I got rid of my 7" Aero-Ektar some time back, so I can't try the sun treatment and retest.

I did bleach an earlier model of 9x9 Aero-Ektar, a 352mm f/3.5. After three weeks in the sun it lost most of its tea colored strain, but retained a distinct and strong yellow color. For aerial photography this yellow color would be an advantage, working kind of like like a UV filter, but for my purposes--using a blue sensitive alternative process--the color cast was a huge disadvantage.

David A. Goldfarb
16-Oct-2004, 11:03
Just to add another fast 5x7" lens to the list, I just received a Schneider 21cm/f:3.5 Xenar in barrel. The serial number dates it at 1925-28, but it looks like it's had an aftermarket coating added, and there's a sticker from Burke and James, who used to perform that service. It seems to be a standard tessar type.

Just holding it up and seeing what kind of image it projects on the wall, it looks pretty sharp in the center wide open, dropping off visibly in sharpness toward the edges of the image. I'll make a lensboard for it and try it out on my 5x7" Press Graflex, and will report back.

Dan Fromm
16-Oct-2004, 13:07
Jason, you might want to set your monster out to bask some more.

I have three tessar-type TTH process lenses that seem, pending a visit to Michael Briggs' geiger counter, to have radioactive rear cells. I'm not sure which element. All three arrived with yellowed rear cells, one so yellow that shots on EPP with it had a distinct yellow cast. After a month under a 20w BLB tube, all were clear. Shots on EPP with the bad 'un now show proper colors.

Cheers,

Dan

Jason Greenberg Motamedi
17-Oct-2004, 10:47
Thanks Dan, I will try using the black light bulbs and see what happens. Maybe, while I am at it, I should dig out my fuzzy "black light" posters from the 70s, to fully appreciate the effect.

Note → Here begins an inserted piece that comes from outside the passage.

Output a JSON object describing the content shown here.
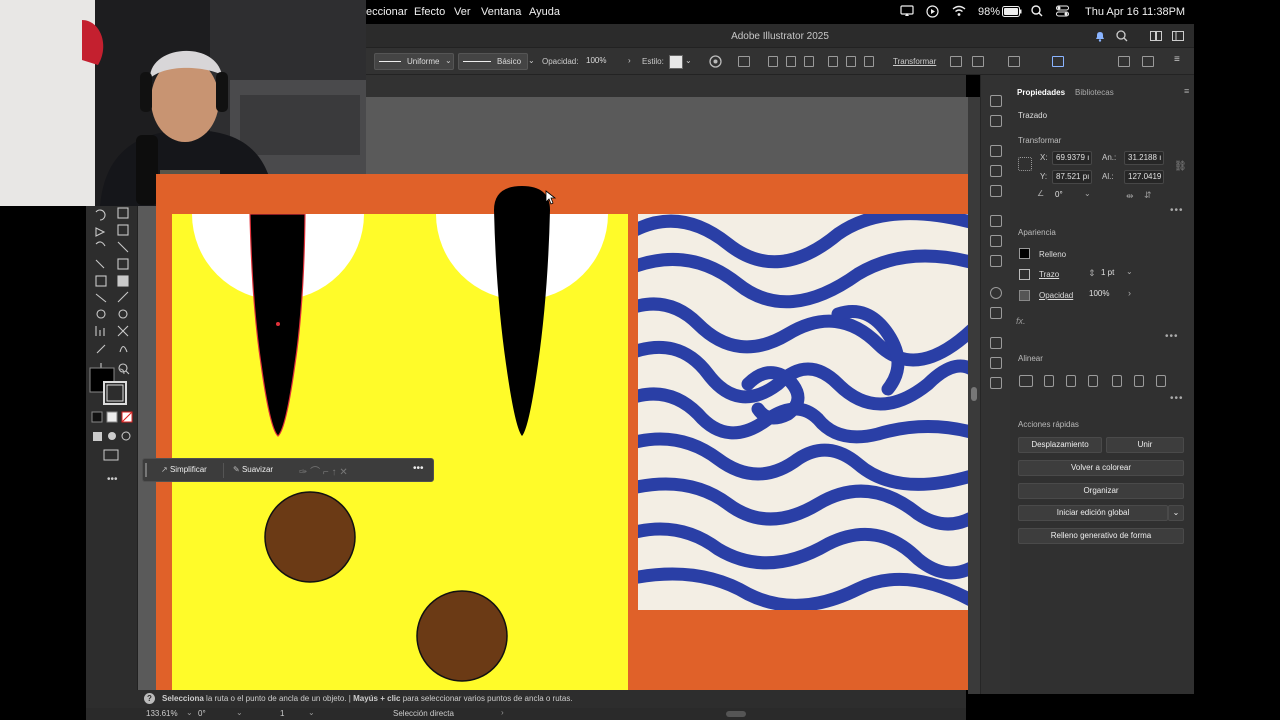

Cole Seaborn
15-Dec-2004, 12:21
I read this entire thread with interest as I was doing some research on a Dallmeyer Pentac 8 inch f/2.9 (coated), that recently surfaced in my inventory. It was very helpful to read your comments, as I had no idea as to it's history, or value, prior to coming across this site. I have listed it on ebay, and will gladly email a link to anyone who cares to contact me